Kremlin denies bid to sully French candidate

Mr Macron is the front runner in the French presidential elections in May.
Mr Macron is the front runner in the French presidential elections in May.

MOSCOW • The Kremlin has denied being behind media and Internet attacks on the campaign of French presidential candidate Emmanuel Macron, though the front runner's camp has renewed its charges against Russian media and a hackers' group in Ukraine.

Kremlin spokesman Dmitry Peskov, replying to a question on a daily conference call on Tuesday, said charges made the day before by Mr Macron's party chief Richard Ferrand were absurd.

"We didn't have and do not have any intention of interfering in the internal affairs of other countries, or in their electoral processes in particular," Mr Peskov said.

That there is a "hysterical" campaign against President Vladimir Putin "in certain countries abroad is an obvious fact", he said.

Mr Ferrand had said that the French centrist politician, who is now viewed by opinion polls as the favourite to win the elections in May, had become a "fake news" target of Russian media and that his campaign was facing thousands of Internet attacks.
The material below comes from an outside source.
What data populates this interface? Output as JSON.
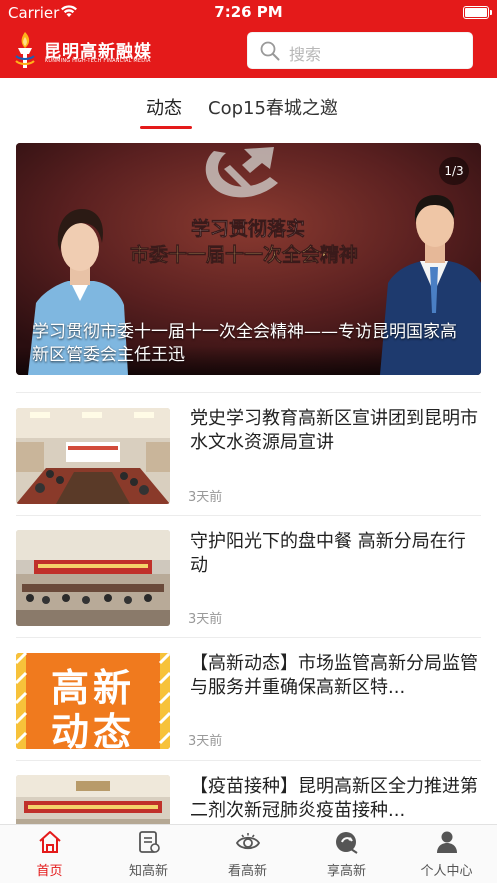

Mr Ferrand also said Moscow looked favourably on the policies of French far-right leader Marine Le Pen and centre-right candidate Francois Fillon - election rivals of Mr Macron - and that both had been "mysteriously spared" criticism from the Russian media.

Mr Macron's strong pro-Europe stance was not to Russia's liking, however, he said.

Ms Le Pen, who heads the National Front and is Mr Macron's closest competitor in the race for the Elysee, wants to take France out of the European Union and supports Russian policy on Ukraine.

Mr Ferrand renewed those charges on Monday, saying the databases and e-mail boxes of Mr Macron's En Marche! (Onwards) party were under attack.

He said about half of these thousands of attacks came mainly from Ukraine and had been organised and coordinated by a "structured group" and not by lone hackers.

He again pointed the finger at Russian state-controlled media Russia Today and Sputnik, saying they were spreading "the most defamatory" rumours about Mr Macron, including those relating to his private life and the financing of his campaign.

Both Russia Today and Sputnik have denied spreading "fake news" about Mr Macron and say Mr Ferrand's allegations are unfounded.


A version of this article appeared in the print edition of The Straits Times on February 16, 2017, with the headline 'Kremlin denies bid to sully French candidate'. Print Edition | Subscribe